This song comes from a parody film called National Lampoon’s Attack of the 5 Ft 2 In Women which satirizes the stories of everyone’s favorite penis-chopper Lorena Bobbitt and everyone’s favorite Olympic ice skater rivals, Nancy Kerrigan and Tonya Harding. If you don’t know either of those stories, stop reading, click over to Wikipedia, and come back when you’re done. I’ll wait.

Okay, so now that we’ve established the situations, on to the video. We open on Tonya Hardly (played by Brown herself) gliding around her attic in a snazzy black and white sweater and early-90s white floofy scrunchie…oh wait, that’s actually supposed to be her hair. Flash over to the Nancy Kerrigan character being pursued by Tonya in a fit of rage and a dress that could turn Medusa into stone (bonus points to those of you who get that reference!). Her anger-fueled, acid-trip tune turns deadly when she pulls out her “little hammer,” something that I initially thought was just an unusual rhyme, only to realize about fifty re-watches later that it’s a cultural reference to the Olympics in Lillehammer. I’m not quite sure what the significance of the parrot lady is, but Julie Brown’s finest moment in the video is when she bites her lip and takes aim with her gun.

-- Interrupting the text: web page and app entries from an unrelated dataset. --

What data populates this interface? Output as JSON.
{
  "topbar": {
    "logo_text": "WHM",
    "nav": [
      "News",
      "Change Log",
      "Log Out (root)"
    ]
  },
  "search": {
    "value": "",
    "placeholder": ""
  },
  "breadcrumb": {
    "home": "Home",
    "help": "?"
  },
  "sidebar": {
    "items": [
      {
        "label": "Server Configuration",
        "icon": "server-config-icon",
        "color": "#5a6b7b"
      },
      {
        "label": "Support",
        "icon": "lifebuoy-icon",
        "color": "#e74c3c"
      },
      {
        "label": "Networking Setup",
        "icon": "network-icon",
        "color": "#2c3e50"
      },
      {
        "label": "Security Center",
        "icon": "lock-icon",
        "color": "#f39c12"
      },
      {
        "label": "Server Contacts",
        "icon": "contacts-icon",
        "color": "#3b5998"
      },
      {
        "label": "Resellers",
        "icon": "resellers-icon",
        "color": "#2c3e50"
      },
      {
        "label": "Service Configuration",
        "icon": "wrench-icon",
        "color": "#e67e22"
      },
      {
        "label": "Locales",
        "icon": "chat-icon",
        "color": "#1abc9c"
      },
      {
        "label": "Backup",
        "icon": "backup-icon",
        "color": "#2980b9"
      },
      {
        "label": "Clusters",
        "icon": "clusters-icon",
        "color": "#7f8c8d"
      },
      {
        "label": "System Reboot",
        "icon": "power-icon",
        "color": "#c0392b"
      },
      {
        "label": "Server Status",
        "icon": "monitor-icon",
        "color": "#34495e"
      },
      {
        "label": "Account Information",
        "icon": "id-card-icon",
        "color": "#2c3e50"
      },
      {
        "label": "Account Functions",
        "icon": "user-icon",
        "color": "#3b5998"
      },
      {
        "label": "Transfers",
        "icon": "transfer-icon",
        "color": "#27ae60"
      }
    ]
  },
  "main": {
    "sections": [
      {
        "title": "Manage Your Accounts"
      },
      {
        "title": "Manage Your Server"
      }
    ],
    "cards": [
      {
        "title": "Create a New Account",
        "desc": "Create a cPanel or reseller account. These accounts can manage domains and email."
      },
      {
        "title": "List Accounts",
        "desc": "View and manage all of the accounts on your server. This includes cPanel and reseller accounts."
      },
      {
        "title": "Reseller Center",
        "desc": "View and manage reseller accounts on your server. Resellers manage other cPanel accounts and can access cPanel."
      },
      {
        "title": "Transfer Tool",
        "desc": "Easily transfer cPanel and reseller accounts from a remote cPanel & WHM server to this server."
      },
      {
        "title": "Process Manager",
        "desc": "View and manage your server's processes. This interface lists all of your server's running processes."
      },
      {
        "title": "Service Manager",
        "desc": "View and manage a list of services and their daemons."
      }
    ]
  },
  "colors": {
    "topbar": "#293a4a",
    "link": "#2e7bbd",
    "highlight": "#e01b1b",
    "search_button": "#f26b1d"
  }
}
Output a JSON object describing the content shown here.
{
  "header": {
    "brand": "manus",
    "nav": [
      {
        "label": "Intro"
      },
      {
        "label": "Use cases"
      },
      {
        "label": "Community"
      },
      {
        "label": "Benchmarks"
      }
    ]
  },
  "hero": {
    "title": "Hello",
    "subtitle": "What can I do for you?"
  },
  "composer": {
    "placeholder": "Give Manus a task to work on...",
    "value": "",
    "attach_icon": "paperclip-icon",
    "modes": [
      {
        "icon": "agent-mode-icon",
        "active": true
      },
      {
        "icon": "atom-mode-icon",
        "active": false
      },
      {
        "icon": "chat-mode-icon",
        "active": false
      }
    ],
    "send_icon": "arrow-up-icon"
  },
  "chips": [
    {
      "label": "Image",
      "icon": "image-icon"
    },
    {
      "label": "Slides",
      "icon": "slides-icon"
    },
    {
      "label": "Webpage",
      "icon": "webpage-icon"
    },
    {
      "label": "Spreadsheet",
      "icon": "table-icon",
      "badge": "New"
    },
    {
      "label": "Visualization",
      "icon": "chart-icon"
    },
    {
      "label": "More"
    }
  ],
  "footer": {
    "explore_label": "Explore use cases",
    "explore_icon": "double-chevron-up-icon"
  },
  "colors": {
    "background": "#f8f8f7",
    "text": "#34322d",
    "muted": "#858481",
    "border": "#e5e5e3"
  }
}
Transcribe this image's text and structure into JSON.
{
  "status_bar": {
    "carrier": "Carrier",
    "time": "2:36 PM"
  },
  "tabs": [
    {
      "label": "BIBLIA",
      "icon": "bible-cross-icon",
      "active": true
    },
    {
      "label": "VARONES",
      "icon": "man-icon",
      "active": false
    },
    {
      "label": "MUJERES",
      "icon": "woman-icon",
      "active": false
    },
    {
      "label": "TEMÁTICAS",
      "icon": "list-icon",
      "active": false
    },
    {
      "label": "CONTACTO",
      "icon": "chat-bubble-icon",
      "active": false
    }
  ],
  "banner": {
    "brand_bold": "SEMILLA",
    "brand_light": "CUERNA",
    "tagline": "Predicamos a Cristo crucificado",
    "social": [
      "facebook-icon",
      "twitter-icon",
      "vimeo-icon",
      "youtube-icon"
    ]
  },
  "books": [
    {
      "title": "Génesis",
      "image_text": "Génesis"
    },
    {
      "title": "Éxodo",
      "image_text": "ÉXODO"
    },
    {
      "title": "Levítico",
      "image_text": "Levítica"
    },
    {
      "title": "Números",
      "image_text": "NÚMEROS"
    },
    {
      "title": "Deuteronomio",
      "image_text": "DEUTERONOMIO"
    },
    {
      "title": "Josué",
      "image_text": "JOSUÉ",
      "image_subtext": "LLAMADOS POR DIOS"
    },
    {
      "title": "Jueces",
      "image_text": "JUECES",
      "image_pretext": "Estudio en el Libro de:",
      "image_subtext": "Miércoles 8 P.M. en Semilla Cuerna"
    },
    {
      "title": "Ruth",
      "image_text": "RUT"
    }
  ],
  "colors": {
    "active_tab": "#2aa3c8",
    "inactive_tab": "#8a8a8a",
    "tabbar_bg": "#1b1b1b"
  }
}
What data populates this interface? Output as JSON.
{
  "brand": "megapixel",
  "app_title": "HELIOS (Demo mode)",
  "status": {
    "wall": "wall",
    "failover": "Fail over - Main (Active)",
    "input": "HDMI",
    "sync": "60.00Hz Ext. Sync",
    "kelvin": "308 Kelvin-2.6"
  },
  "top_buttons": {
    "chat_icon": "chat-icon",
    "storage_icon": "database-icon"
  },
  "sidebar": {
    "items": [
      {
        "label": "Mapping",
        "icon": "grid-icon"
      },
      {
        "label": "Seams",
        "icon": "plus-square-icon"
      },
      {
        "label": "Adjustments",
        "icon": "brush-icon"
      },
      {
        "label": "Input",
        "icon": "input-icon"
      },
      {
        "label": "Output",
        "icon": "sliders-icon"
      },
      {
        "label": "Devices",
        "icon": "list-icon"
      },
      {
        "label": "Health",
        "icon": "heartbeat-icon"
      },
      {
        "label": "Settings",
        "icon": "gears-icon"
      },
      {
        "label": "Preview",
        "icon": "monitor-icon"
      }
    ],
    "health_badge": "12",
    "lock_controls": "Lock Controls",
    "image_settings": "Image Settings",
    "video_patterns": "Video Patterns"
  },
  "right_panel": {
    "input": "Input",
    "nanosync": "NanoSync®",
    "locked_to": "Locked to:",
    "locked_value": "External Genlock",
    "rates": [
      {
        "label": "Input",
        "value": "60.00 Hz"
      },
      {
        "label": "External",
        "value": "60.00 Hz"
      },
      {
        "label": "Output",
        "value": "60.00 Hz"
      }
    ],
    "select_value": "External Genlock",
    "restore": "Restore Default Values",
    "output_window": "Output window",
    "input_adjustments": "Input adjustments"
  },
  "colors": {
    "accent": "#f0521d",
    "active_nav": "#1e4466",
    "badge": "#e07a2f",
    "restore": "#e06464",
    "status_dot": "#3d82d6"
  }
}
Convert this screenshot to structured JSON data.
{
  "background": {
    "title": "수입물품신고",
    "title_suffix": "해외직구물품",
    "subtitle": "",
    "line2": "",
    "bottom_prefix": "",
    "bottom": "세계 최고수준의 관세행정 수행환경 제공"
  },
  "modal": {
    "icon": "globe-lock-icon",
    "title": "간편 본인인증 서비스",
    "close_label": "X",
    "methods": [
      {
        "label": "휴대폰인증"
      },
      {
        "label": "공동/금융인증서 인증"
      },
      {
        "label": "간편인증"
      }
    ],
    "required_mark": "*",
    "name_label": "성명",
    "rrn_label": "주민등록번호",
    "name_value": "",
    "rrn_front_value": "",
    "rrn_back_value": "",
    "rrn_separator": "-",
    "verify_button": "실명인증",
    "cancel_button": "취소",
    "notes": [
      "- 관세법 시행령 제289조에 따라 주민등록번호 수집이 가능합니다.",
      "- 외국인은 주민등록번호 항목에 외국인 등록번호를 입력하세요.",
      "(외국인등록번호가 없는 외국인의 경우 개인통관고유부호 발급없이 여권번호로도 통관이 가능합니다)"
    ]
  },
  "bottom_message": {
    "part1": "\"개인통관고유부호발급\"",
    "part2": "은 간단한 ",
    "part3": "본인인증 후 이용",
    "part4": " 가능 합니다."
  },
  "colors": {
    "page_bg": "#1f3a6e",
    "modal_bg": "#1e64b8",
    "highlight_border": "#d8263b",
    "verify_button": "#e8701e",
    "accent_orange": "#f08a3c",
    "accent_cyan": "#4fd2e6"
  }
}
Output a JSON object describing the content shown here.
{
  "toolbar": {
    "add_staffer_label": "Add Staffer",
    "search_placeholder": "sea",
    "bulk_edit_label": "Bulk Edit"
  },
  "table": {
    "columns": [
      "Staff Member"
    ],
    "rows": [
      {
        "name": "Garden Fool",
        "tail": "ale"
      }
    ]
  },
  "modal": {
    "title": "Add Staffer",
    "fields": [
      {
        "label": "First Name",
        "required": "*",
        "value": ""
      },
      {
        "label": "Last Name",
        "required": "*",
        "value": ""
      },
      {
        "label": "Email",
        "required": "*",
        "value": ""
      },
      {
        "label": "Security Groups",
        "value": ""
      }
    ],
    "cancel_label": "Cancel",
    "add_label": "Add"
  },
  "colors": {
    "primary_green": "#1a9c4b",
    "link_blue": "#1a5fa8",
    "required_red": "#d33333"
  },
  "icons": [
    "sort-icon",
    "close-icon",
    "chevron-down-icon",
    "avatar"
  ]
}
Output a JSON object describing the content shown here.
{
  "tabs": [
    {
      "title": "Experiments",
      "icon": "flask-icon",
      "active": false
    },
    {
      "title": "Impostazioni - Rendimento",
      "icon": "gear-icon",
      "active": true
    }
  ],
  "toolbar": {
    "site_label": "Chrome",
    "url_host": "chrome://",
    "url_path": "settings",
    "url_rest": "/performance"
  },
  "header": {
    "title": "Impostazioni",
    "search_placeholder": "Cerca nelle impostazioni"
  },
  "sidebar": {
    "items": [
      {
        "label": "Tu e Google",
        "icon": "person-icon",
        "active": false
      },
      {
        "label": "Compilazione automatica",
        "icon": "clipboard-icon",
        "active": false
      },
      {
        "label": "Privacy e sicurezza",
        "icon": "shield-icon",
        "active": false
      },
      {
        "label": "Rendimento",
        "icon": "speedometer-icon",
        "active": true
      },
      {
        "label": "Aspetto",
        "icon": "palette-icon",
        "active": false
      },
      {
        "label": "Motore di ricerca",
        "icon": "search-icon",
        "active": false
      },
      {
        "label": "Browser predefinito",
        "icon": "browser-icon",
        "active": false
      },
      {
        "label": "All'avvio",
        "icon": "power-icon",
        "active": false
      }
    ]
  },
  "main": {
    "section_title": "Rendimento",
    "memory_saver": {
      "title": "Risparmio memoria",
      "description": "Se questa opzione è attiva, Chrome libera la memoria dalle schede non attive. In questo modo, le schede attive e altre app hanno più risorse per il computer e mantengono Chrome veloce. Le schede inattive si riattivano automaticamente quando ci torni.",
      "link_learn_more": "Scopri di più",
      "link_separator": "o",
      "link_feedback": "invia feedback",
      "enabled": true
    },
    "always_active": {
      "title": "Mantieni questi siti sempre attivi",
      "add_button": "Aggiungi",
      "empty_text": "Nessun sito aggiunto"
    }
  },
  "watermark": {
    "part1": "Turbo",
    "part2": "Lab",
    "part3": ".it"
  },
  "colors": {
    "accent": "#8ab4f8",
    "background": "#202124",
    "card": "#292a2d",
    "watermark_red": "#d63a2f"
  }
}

Pure, unadulterated, early 90s vengeance. The music turns sweet again as she scrolls through a list of her “idols,” other infamous ladies from the early 1990s. Then, here comes a wrestler with a wheelbarrow of money, for no apparent reason, and then Brown skates around some more, dances a bit on the podium under the American flag, and ends with a triumphant slap to Nancy’s face.

What did I learn from this video? Skating and shooting are two activities that go well together. Skating in the fog is fun and mystical. The girl who plays Nancy has a weird-shaped face. But the most important lesson of all is that Julie Brown is so talented that she can make the world fall in love with Trailer Park Tonya all over again (like they say in those commercials on PBS about the technicolor Shirley Temple Collection).

But seriously, folks…skate at your own risk.

This episode of Masterpiece YouTube has been brought to you by Winter. Winter: When you go outside and the snot freezes inside your nostrils, that means it’s working.